She was not soft like snow, she was and always had been all sharp angles and bones. She was quick and to the point on almost everything, blunt in words if not always in tone. She was not her mother.
That thought had become a repeating mantra through her mind over the last three years. It whispered into her ears late at night and was back again when she started her new day. She could never be her mother.
Aithne had been everything a kingdom needed in a queen; warm, wise and protective. She'd been blessed with a form that equipped her to patrol the forests and keep their people from harm. Warmth pour from h
ClimbingIf there was one thing Laurel was exceptionally good at, it was running from her problems in a manor that looked like she was being productive. She could handle the problems of a kingdom and the pain of others, but her own thoughts and emotions she kept far from her for fear of breaking them. From a young age the only time she could get alone with them and force herself to confront them was when she climbed.
And so with a mind as stormy as the dark clouds on the horizon Laurel began her journey. It was a simple one, the path up the castle worn into her delicate skin like the sandstone she scaled, each foothold and rest spot wound in her very gills as much a part of her as the wind or the waves.

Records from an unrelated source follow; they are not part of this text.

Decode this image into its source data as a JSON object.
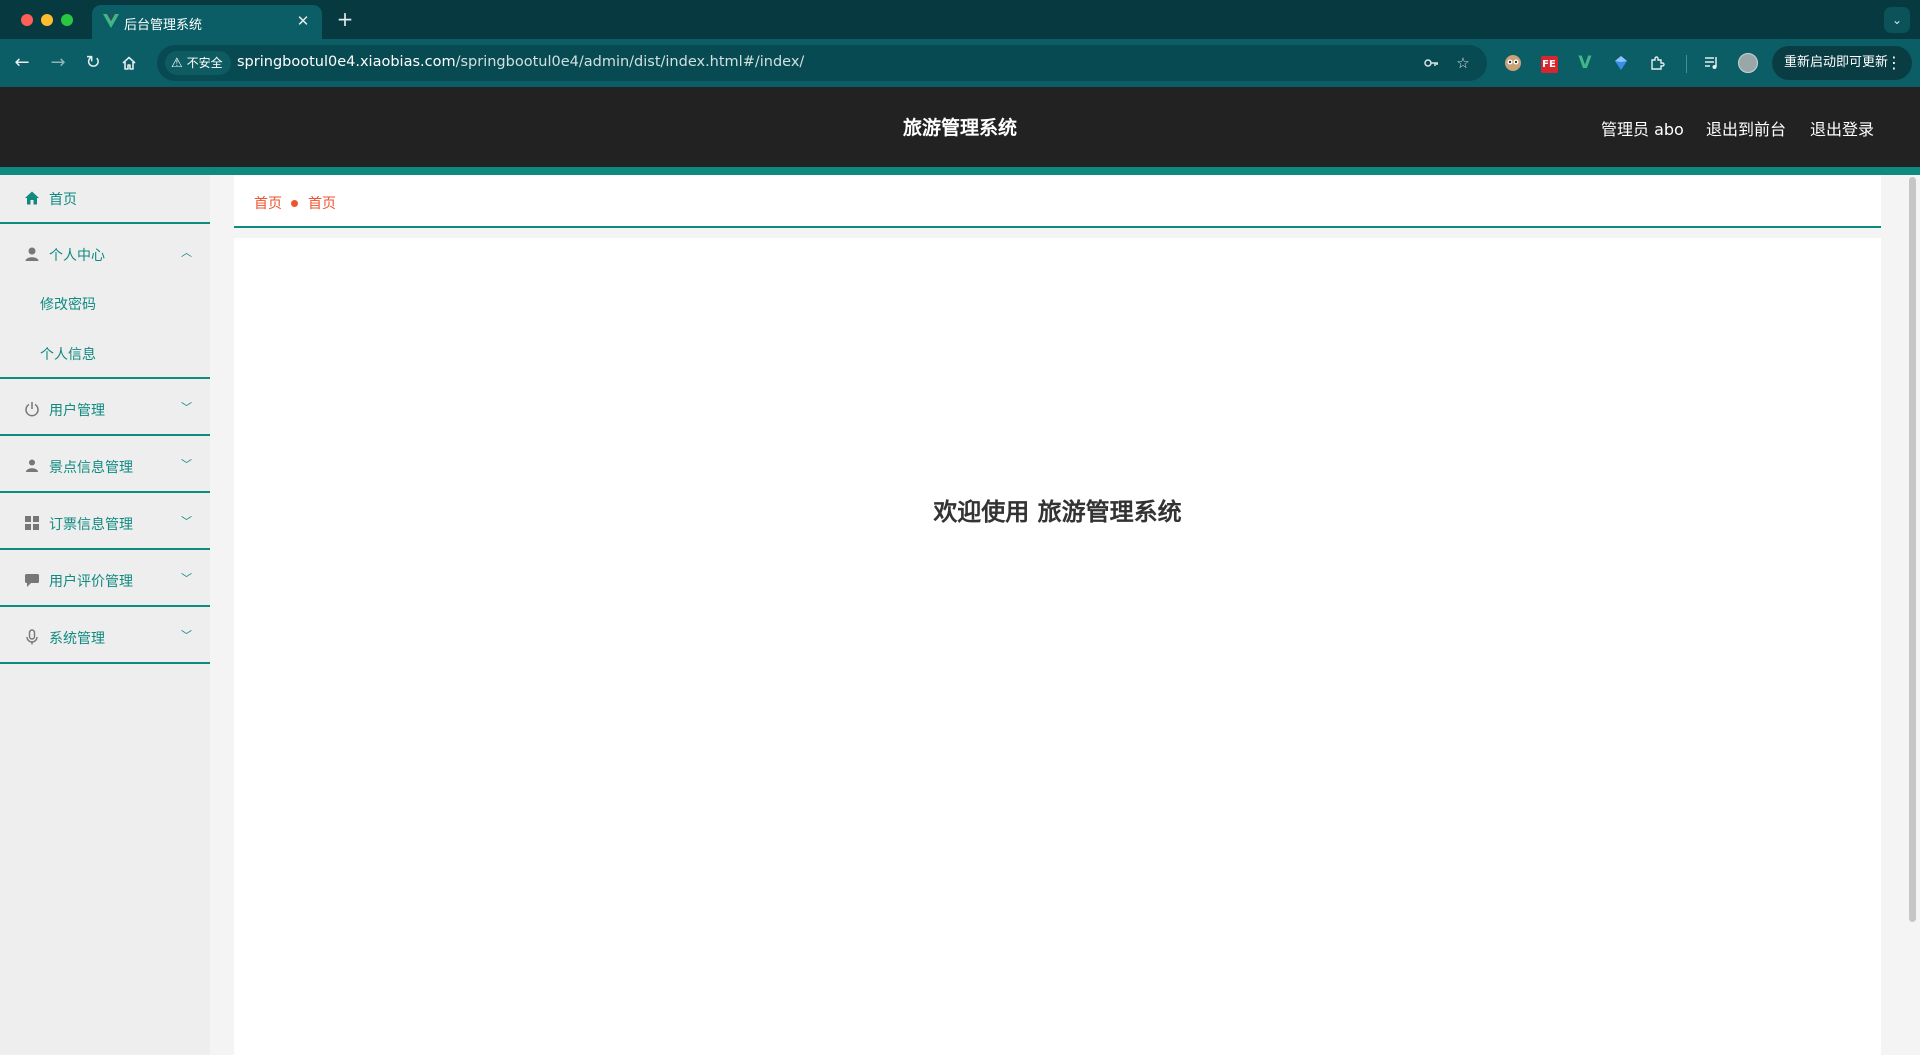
{
  "browser": {
    "tab_title": "后台管理系统",
    "tab_close": "✕",
    "new_tab": "+",
    "security_label": "不安全",
    "url_host": "springbootul0e4.xiaobias.com",
    "url_path": "/springbootul0e4/admin/dist/index.html#/index/",
    "update_button": "重新启动即可更新",
    "ext_fe_label": "FE",
    "ext_v_label": "V"
  },
  "header": {
    "title": "旅游管理系统",
    "user_label": "管理员 abo",
    "to_frontend": "退出到前台",
    "logout": "退出登录"
  },
  "sidebar": {
    "items": [
      {
        "label": "首页",
        "icon": "home-icon"
      },
      {
        "label": "个人中心",
        "icon": "user-icon",
        "expanded": true,
        "children": [
          {
            "label": "修改密码"
          },
          {
            "label": "个人信息"
          }
        ]
      },
      {
        "label": "用户管理",
        "icon": "power-icon"
      },
      {
        "label": "景点信息管理",
        "icon": "person-icon"
      },
      {
        "label": "订票信息管理",
        "icon": "grid-icon"
      },
      {
        "label": "用户评价管理",
        "icon": "chat-icon"
      },
      {
        "label": "系统管理",
        "icon": "mic-icon"
      }
    ]
  },
  "breadcrumb": {
    "items": [
      "首页",
      "首页"
    ]
  },
  "main": {
    "welcome": "欢迎使用 旅游管理系统"
  },
  "colors": {
    "accent": "#0f8a80",
    "header_bg": "#222222",
    "breadcrumb": "#f0522d",
    "sidebar_bg": "#eeeeee"
  }
}
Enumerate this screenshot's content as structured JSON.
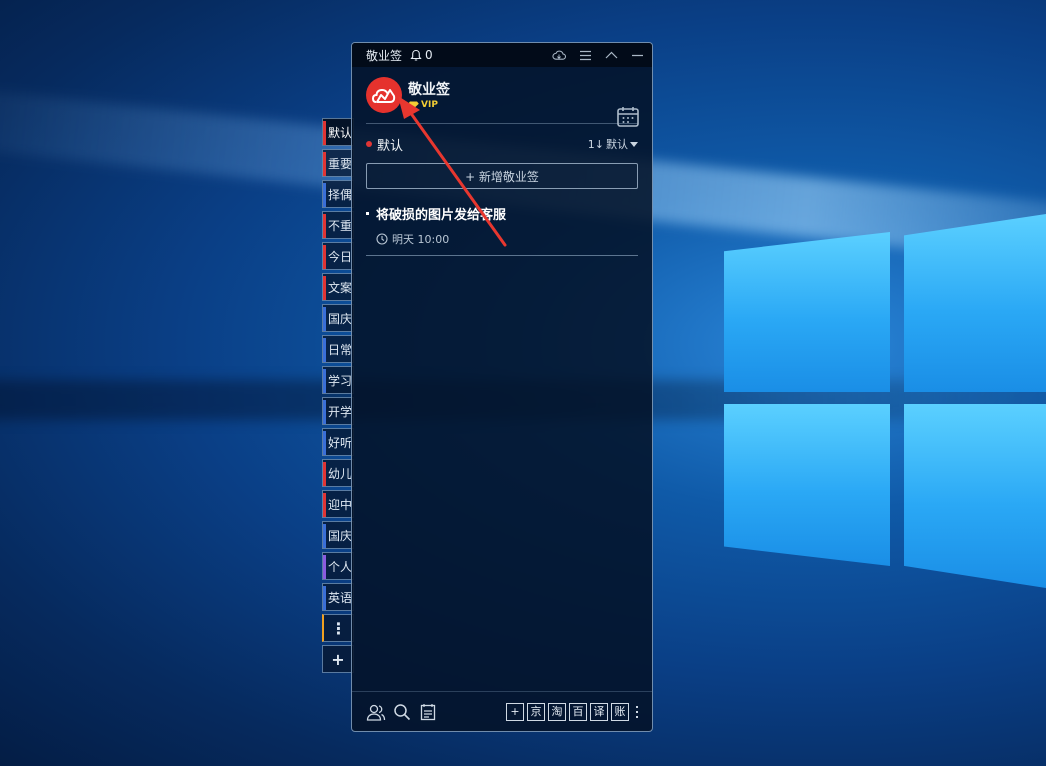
{
  "window": {
    "title": "敬业签",
    "notification_count": "0"
  },
  "profile": {
    "username": "敬业签",
    "badge": "VIP"
  },
  "group": {
    "name": "默认",
    "sort_label": "默认",
    "sort_prefix": "1↓"
  },
  "add_note_label": "+ 新增敬业签",
  "notes": [
    {
      "title": "将破损的图片发给客服",
      "time": "明天 10:00"
    }
  ],
  "side_tabs": [
    {
      "label": "默认",
      "color": "#e03535",
      "active": true
    },
    {
      "label": "重要",
      "color": "#e03535"
    },
    {
      "label": "择偶",
      "color": "#3a6fd8"
    },
    {
      "label": "不重",
      "color": "#e03535"
    },
    {
      "label": "今日",
      "color": "#e03535"
    },
    {
      "label": "文案",
      "color": "#e03535"
    },
    {
      "label": "国庆",
      "color": "#3a6fd8"
    },
    {
      "label": "日常",
      "color": "#3a6fd8"
    },
    {
      "label": "学习",
      "color": "#3a6fd8"
    },
    {
      "label": "开学",
      "color": "#3a6fd8"
    },
    {
      "label": "好听",
      "color": "#3a6fd8"
    },
    {
      "label": "幼儿",
      "color": "#e03535"
    },
    {
      "label": "迎中",
      "color": "#e03535"
    },
    {
      "label": "国庆",
      "color": "#3a6fd8"
    },
    {
      "label": "个人",
      "color": "#8a5be0"
    },
    {
      "label": "英语",
      "color": "#3a6fd8"
    }
  ],
  "side_more_label": "⋮",
  "side_add_label": "+",
  "bottom_tools": [
    "+",
    "京",
    "淘",
    "百",
    "译",
    "账"
  ],
  "colors": {
    "accent_red": "#e5322d",
    "vip_gold": "#f3cd35",
    "annotation_arrow": "#e8372f"
  },
  "icons": [
    "bell-icon",
    "cloud-sync-icon",
    "menu-icon",
    "collapse-icon",
    "minimize-icon",
    "calendar-icon",
    "clock-icon",
    "contacts-icon",
    "search-icon",
    "note-list-icon",
    "more-icon"
  ]
}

As her hands passed over stone she thought of her first climb all those years ago. She'd started from a higher vantage point, she could still feel the weight of her oxy-toad tied to the limbs of the great ironwood in the hanging gardens. She'd been angry and hurt that day, but the focus that cam